The report's fuel-economy measurements were based on laboratory data which is now adjusted downward by about 15 percent to better represent real-world driving conditions. The data are equivalent to the estimates provided to consumers on new-vehicle labels.

So far this year, lawmakers have rejected attempts to offer legislation to increase the government's fuel-economy rules. In a speech in Washington today, James E. Press, chief executive of Toyota's U.S. division, is expected to reiterate his company's pledge to build more fuel-efficient models, including a goal to sell 1 million hybrid models annually worldwide by 2010.

Last month, Ford dropped a pledge to build 250,000 hybrid models annually by 2010, saying it will expand into other fuel-saving technologies, such as ethanol, a fuel made from corn or potentially from other agricultural products.

The EPA, in its report, said recent technological developments such as improved transmission and engine designs, clean diesel technology and hybrid vehicles hold promise for improving fuel economy in the near future.

As gas prices climb, U.S. car buyers are steadily moving to smaller cars and trucks. This shift caught some automakers off guard, particularly those in Detroit.
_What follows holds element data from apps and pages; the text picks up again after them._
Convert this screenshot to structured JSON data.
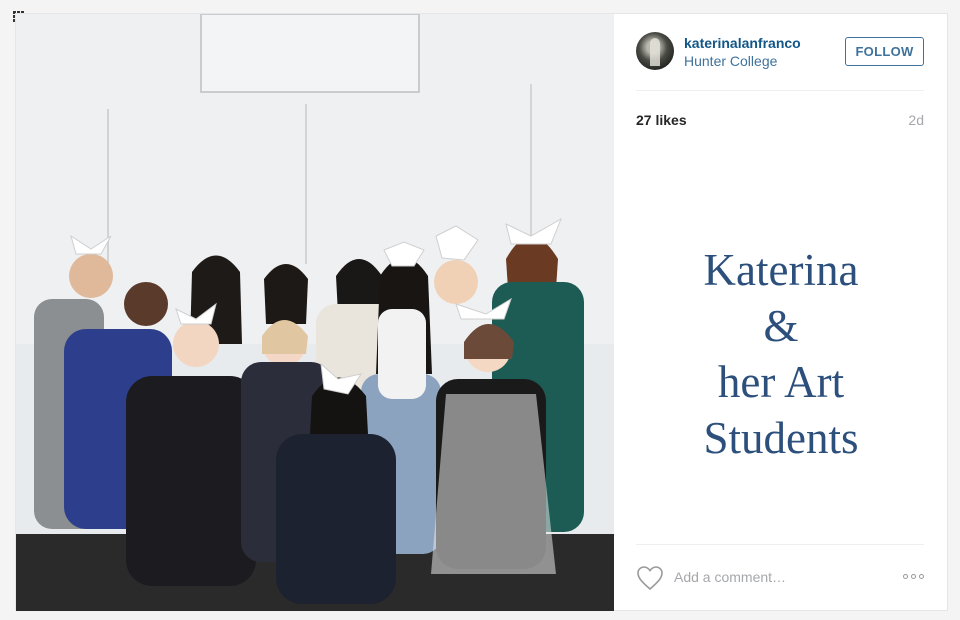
{
  "post": {
    "username": "katerinalanfranco",
    "location": "Hunter College",
    "follow_label": "FOLLOW",
    "likes": "27 likes",
    "age": "2d",
    "caption_lines": [
      "Katerina",
      "&",
      "her Art",
      "Students"
    ],
    "comment_placeholder": "Add a comment…"
  },
  "icons": {
    "grid": "grid-icon",
    "heart": "heart-icon",
    "more": "more-options-icon"
  },
  "colors": {
    "username": "#125688",
    "location": "#3f729b",
    "follow": "#3f729b",
    "caption": "#2c4f7c",
    "muted": "#a5a7aa"
  }
}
The U.S. automakers rely heavily on big vehicles for profits and are suffering as that market has contracted.